Meet Samson Ngaibona, 39, the director of Benz-Vi School in Bangui, the capital of Central African Republic. The school of more than 1000 students had to close its doors due to the massive violent eruptions from December 5, 2013, to March 19 this year. Despite the conflict and unpaid salaries, the enthusiastic teacher has been able to keep the school functioning since then, with rehabilitation support by Finn Church Aid.
How many students do you now have in the school?
“Now, after the rehabilitation work done by Finn Church Aid, the school population is back to the average of 1579 students, which it had before the escalation of the conflict. We now have between 50 and 60 people per classroom. Thanks to the rehabilitation, classrooms are now less crowded, and teachers feel more comfortable and professional in their duties.”
How does the ongoing conflict affect your staff and students? How about the school functions?
“In the spring, the first problem was security, so schools were not accessible. Then, the reality was that many children had witnessed the death of one or both parents and kept their trauma inside. Also, the lack of materials, such as pencils and textbooks were a big impediment to good pedagogy.” “In fact, with the collapse of the state authority, Benz-Vi missed teh state’s essential contribution in order to allow the school to function.“
How is it possible to guarantee the quality of education in difficult circumstances?
“Teachers, despite having their salaries resumed, are still waiting for their salaries from previous months. Nevertheless, most of them came to school to teach during the violence, even for just a few children present, as they were driven by a strong sense of patriotism and affection for the children, and respect for the school institution.”
How did you, yourself came to work in the field of education?
“I was born in Koumra, Chad, where my parents emigrated in order to find a living. I had a vocation there when I was 12 years old. I followed the example of my own teachers in Chad, who pushed and motivated me to become a teacher myself. Since then, I always praised the God for that moment and now I am happy and thankful.” “I came back to Bangui in 1990, and since September 2008 I’ve become a director at Benz-Vi School. I’m really proud of being a good example for the children.”
What is the main thing that you hope children learn in your school?
“Around 10 of my previous students have now become good state officials in different fields.
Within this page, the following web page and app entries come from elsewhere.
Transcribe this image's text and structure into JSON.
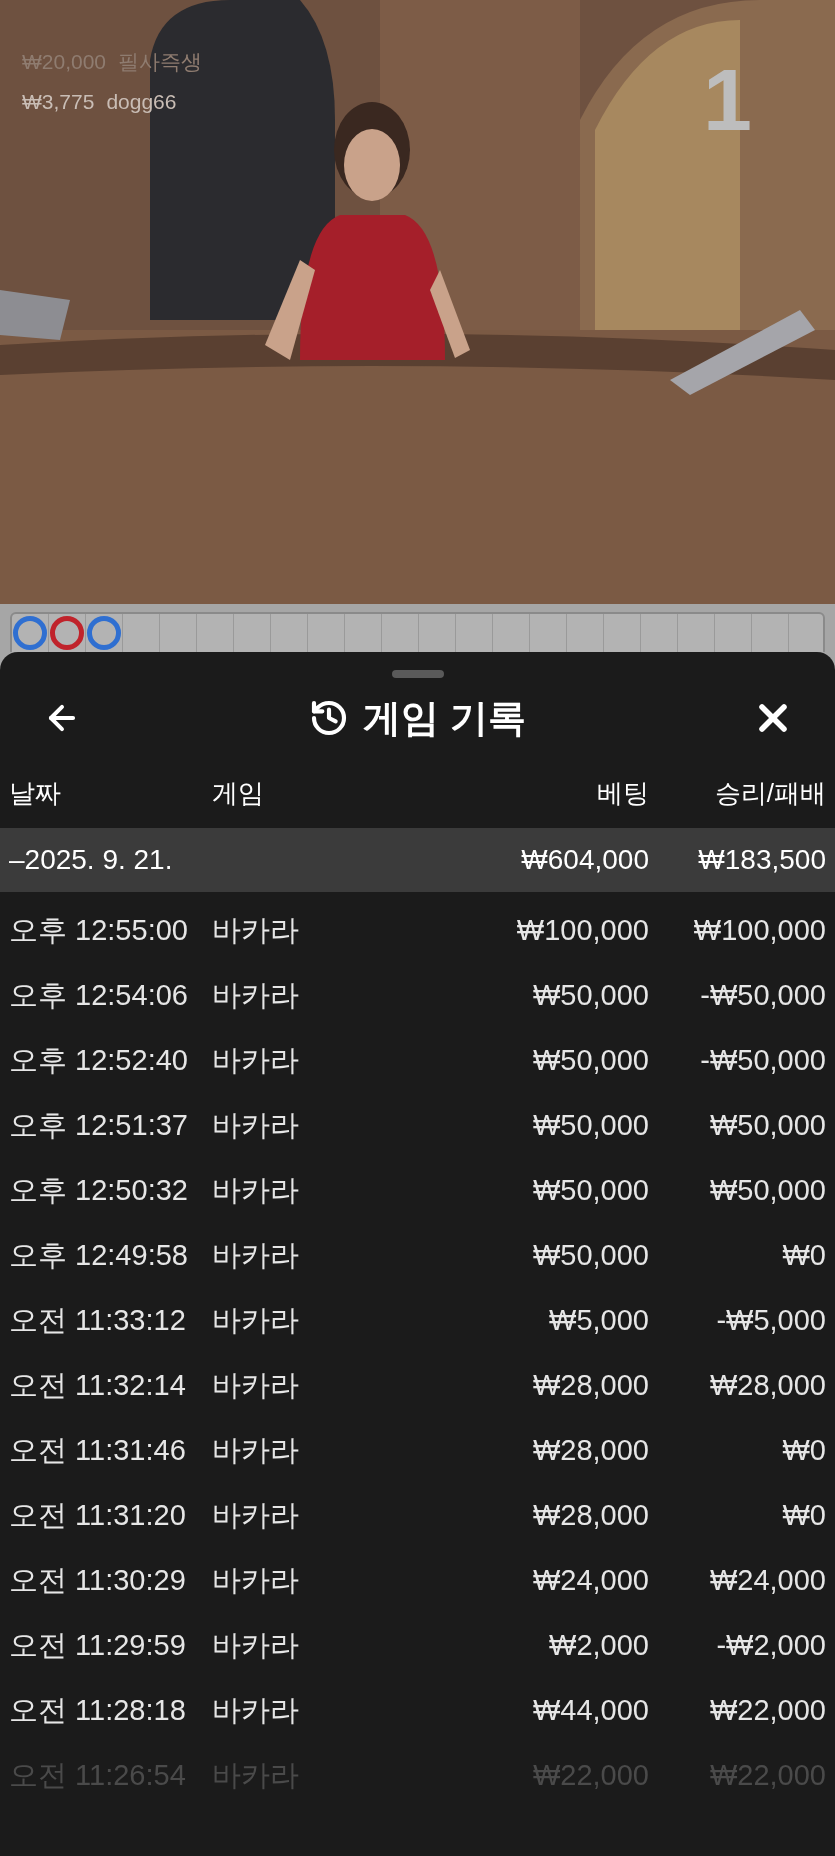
{
  "video": {
    "overlay": [
      {
        "amount": "₩20,000",
        "name": "필사즉생",
        "dim": true
      },
      {
        "amount": "₩3,775",
        "name": "dogg66",
        "dim": false
      }
    ],
    "counter": "1"
  },
  "road": {
    "marks": [
      {
        "color": "#2f6fd1"
      },
      {
        "color": "#c0232b"
      },
      {
        "color": "#2f6fd1"
      }
    ]
  },
  "sheet": {
    "title": "게임 기록",
    "columns": [
      "날짜",
      "게임",
      "베팅",
      "승리/패배"
    ],
    "group": {
      "date": "–2025. 9. 21.",
      "bet": "₩604,000",
      "result": "₩183,500"
    },
    "rows": [
      {
        "time": "오후 12:55:00",
        "game": "바카라",
        "bet": "₩100,000",
        "result": "₩100,000",
        "faded": false
      },
      {
        "time": "오후 12:54:06",
        "game": "바카라",
        "bet": "₩50,000",
        "result": "-₩50,000",
        "faded": false
      },
      {
        "time": "오후 12:52:40",
        "game": "바카라",
        "bet": "₩50,000",
        "result": "-₩50,000",
        "faded": false
      },
      {
        "time": "오후 12:51:37",
        "game": "바카라",
        "bet": "₩50,000",
        "result": "₩50,000",
        "faded": false
      },
      {
        "time": "오후 12:50:32",
        "game": "바카라",
        "bet": "₩50,000",
        "result": "₩50,000",
        "faded": false
      },
      {
        "time": "오후 12:49:58",
        "game": "바카라",
        "bet": "₩50,000",
        "result": "₩0",
        "faded": false
      },
      {
        "time": "오전 11:33:12",
        "game": "바카라",
        "bet": "₩5,000",
        "result": "-₩5,000",
        "faded": false
      },
      {
        "time": "오전 11:32:14",
        "game": "바카라",
        "bet": "₩28,000",
        "result": "₩28,000",
        "faded": false
      },
      {
        "time": "오전 11:31:46",
        "game": "바카라",
        "bet": "₩28,000",
        "result": "₩0",
        "faded": false
      },
      {
        "time": "오전 11:31:20",
        "game": "바카라",
        "bet": "₩28,000",
        "result": "₩0",
        "faded": false
      },
      {
        "time": "오전 11:30:29",
        "game": "바카라",
        "bet": "₩24,000",
        "result": "₩24,000",
        "faded": false
      },
      {
        "time": "오전 11:29:59",
        "game": "바카라",
        "bet": "₩2,000",
        "result": "-₩2,000",
        "faded": false
      },
      {
        "time": "오전 11:28:18",
        "game": "바카라",
        "bet": "₩44,000",
        "result": "₩22,000",
        "faded": false
      },
      {
        "time": "오전 11:26:54",
        "game": "바카라",
        "bet": "₩22,000",
        "result": "₩22,000",
        "faded": true
      }
    ]
  }
}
For me, it is like cultivating a good tree, to prepare future state officers with a great sense of dignity, love for the people, sense of loyalty and values with solid integrity. So that one day they can replace me in my position and participate in the development of CAR.” “To teach children how to read and write is my duty, I am sad, when I see children that do not come to school, and I do my best to encourage as many of them as possible to attend.”
Originally published at ReliefWeb 11.8.2014